To mark 20 years of Refugee Week, in June 2018 the British Museum created a trail of 20 objects from different cultures that tell stories of migration and displacement throughout history.
Visitors to the museum were invited to take the trail as part of the British Museum’s Refugee Week 2018 programme, which also included music, film, dance, installations, a photo exhibition and the opportunity to write a 20 word poem.
‘Find 20 objects that tell a refugee story’ is one of 20 Simple Acts celebrating 20 years of Refugee Week. For more information and the full list, visit the Simple Acts page.
Objects on Display
1. Tree of Life:
After a struggle for independence from colonial rule, Mozambique experienced a civil war from 1976 to 1992 that displaced millions of individuals. This work is comprised of decommissioned firearms that have been cut up and welded together.
2. The Coming of Diego:
This jar by Diego Romero commemorates the 1680 Pueblo Revolt against the Spanish conquistadores. The Pueblo Indians in New Mexico ended Spanish rule after 12 years of enduring persecution, suppression and displacement of their culture.
3. Kiribati Object Journeys:
The identity of the Kiribati people is rooted in their connection to the sea and land. Their resources and homes located across thirty-three islands in the Pacific Ocean are under threat as sea levels continue to rise and land is submerged.
4. Somali Object Journeys:
The Somali people were nomadic herders until the late 1900s. The objects here reflect their nomadic lifestyle.
5. Siege of Lachish Reliefs:
These reliefs depict the siege and conquest of Lachish after people rebelled against the Assyrian king Sennacherib in 701 BC. He forced the inhabitants to move over 1000 miles away from Judea to the Assyrian capital of Nineveh in northern Iraq.
6. Statue of King Idrimi of Alalakh:
The Statue of King Idrimi of Alalakh is inscribed in cuneiform with the exploits of this Syrian refugee turned king and his family.

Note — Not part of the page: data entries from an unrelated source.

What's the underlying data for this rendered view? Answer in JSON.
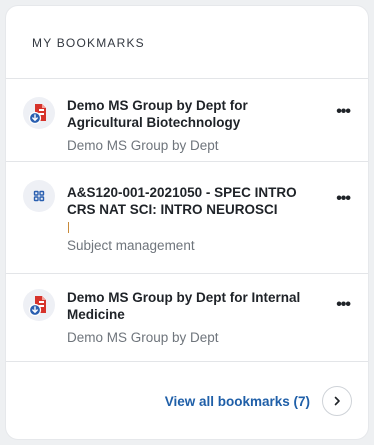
{
  "widget": {
    "title": "MY BOOKMARKS"
  },
  "bookmarks": [
    {
      "title": "Demo MS Group by Dept for Agricultural Biotechnology",
      "subtitle": "Demo MS Group by Dept",
      "icon": "document-download-icon",
      "menu": "•••"
    },
    {
      "title": "A&S120-001-2021050 - SPEC INTRO CRS NAT SCI: INTRO NEUROSCI",
      "subtitle": "Subject management",
      "icon": "grid-icon",
      "menu": "•••"
    },
    {
      "title": "Demo MS Group by Dept for Internal Medicine",
      "subtitle": "Demo MS Group by Dept",
      "icon": "document-download-icon",
      "menu": "•••"
    }
  ],
  "footer": {
    "view_all_label": "View all bookmarks (7)"
  },
  "colors": {
    "accent": "#1f5fa8",
    "doc_icon": "#d6332b",
    "download_icon": "#2a5fb0"
  }
}
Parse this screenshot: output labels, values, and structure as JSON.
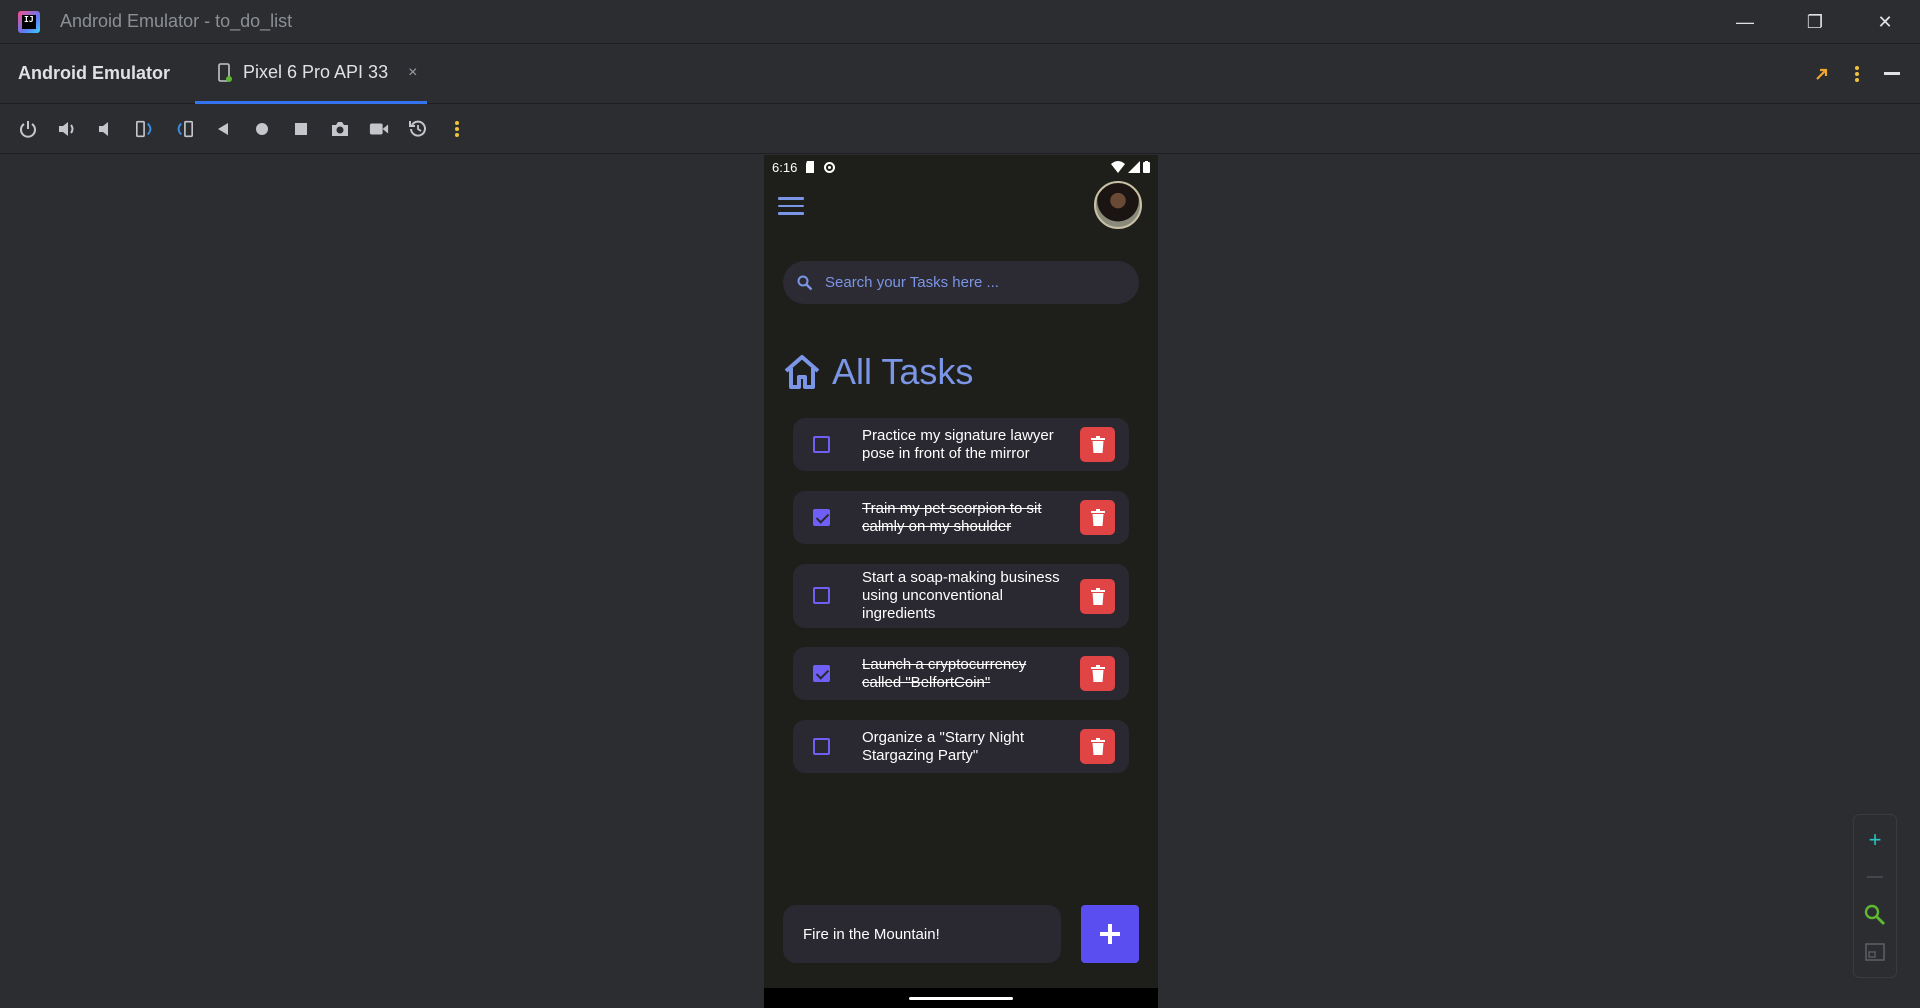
{
  "window": {
    "title": "Android Emulator - to_do_list",
    "minimize": "—",
    "restore": "❐",
    "close": "✕"
  },
  "tabbar": {
    "tool_name": "Android Emulator",
    "device_tab_label": "Pixel 6 Pro API 33",
    "close": "×"
  },
  "toolbar": {
    "icons": [
      "power-icon",
      "volume-up-icon",
      "volume-down-icon",
      "rotate-left-icon",
      "rotate-right-icon",
      "back-icon",
      "home-icon",
      "overview-icon",
      "camera-icon",
      "record-icon",
      "reset-icon",
      "more-icon"
    ]
  },
  "phone": {
    "status_time": "6:16",
    "search_placeholder": "Search your Tasks here ...",
    "heading": "All Tasks",
    "tasks": [
      {
        "text": "Practice my signature lawyer pose in front of the mirror",
        "done": false
      },
      {
        "text": "Train my pet scorpion to sit calmly on my shoulder",
        "done": true
      },
      {
        "text": "Start a soap-making business using unconventional ingredients",
        "done": false
      },
      {
        "text": "Launch a cryptocurrency called \"BelfortCoin\"",
        "done": true
      },
      {
        "text": "Organize a \"Starry Night Stargazing Party\"",
        "done": false
      }
    ],
    "input_value": "Fire in the Mountain!",
    "add_label": "+"
  },
  "zoom": {
    "plus": "+",
    "minus": "—"
  },
  "colors": {
    "accent": "#7b96e6",
    "checkbox": "#6f5ff5",
    "delete": "#e04444",
    "add": "#5b4ef0"
  }
}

7. Luristan Bronzes:
From 1450 BC onwards, people from the steppes of central Asia migrated south to Iran. Bronzes like these appeared on the market in the 1920s and were found by local tribes settling on ancient cemeteries after recovering from a 10-year civil war.
8. Silver-gilt ewer and dish:
Made for an aristocratic family in Britain, this work was made by the workshop of Pierre Harache I. He was one of the thousands of French Huguenots of Protestant faith who was forced to flee France in the 1680s due to religious persecution.
9. Gold and enamel-cased watch, 1650s:
This gold and enamel-cased watch was made in the workshop of David Bouquet, a leading Huguenot watchmaker and refugee who came to London after escaping religious persecution in France.
Coins were used to tell Germany’s World War I story. In this piece, sculptor Ludwig Gies provides commentary on the Russian invasion of East Prussia, forcing many to flee to Germany. Most would not be able to return due to the destruction.
Objects Not on Display
1. Lampedusa Cross:
For the refugee survivors of a shipwreck off the island of Lampedusa, the island’s carpenter, Mr. Tuccio, fashioned a cross out of pieces of the ship. This signifies their salvation and hope for the future.
2. Portrait of Antonio Panizzi:
Antonio Panizzi was an Italian refugee who came to England in 1823 and was later appointed to the museum in 1831. His dedication as a librarian here improved the museum’s belongings and prompted the building of the Round Reading Room.
3. Ali’s Boat:
When he returned to Baghdad, Sadik Kwaish Alfraji received a letter from his 11-year-old nephew. This object is a response to that letter and tells a personal story emphasizing migration and exile
4. Happisburgh Footprints:
A set of footprints found on the beaches of Norfolk were made by early migrants to Britain one million years ago but were found in 2013 by a team from the British Museum. Two weeks later the footprints were washed away by the tide.
5. Palestinian Dolls:
This handmade doll was made in the YWCA School Aqabat Jabar Refugee Camp in the West Bank. The doll wears traditional Palestinian dress from Nazareth and swaddles a baby.
This vest was left in Thailand’s Chiang Kham Refugee Camp.
An embroidered artist’s book contains images of various refugees from around the world
8. Colour Correction:
Part of “The Camp” series, this photograph portrays the struggle of having to relocate one’s life. It shows how the loss of lifestyle, mobility and choice creates a constant feeling of emergency.
9. Quartier Latin:
This print portrays two refugees as they travel with their possessions, capturing how the lives of refugees and migrants are often completely uprooted. #RefugeeWeek2018 #BritishMuseum
In the 1930s, many people from the Komblo tribe of Papua New Guinea were forced from their land as refugees, spending the 1940s and 1950s as migrant labourers. This ornament belonged to Nin, one of the migrant labourers.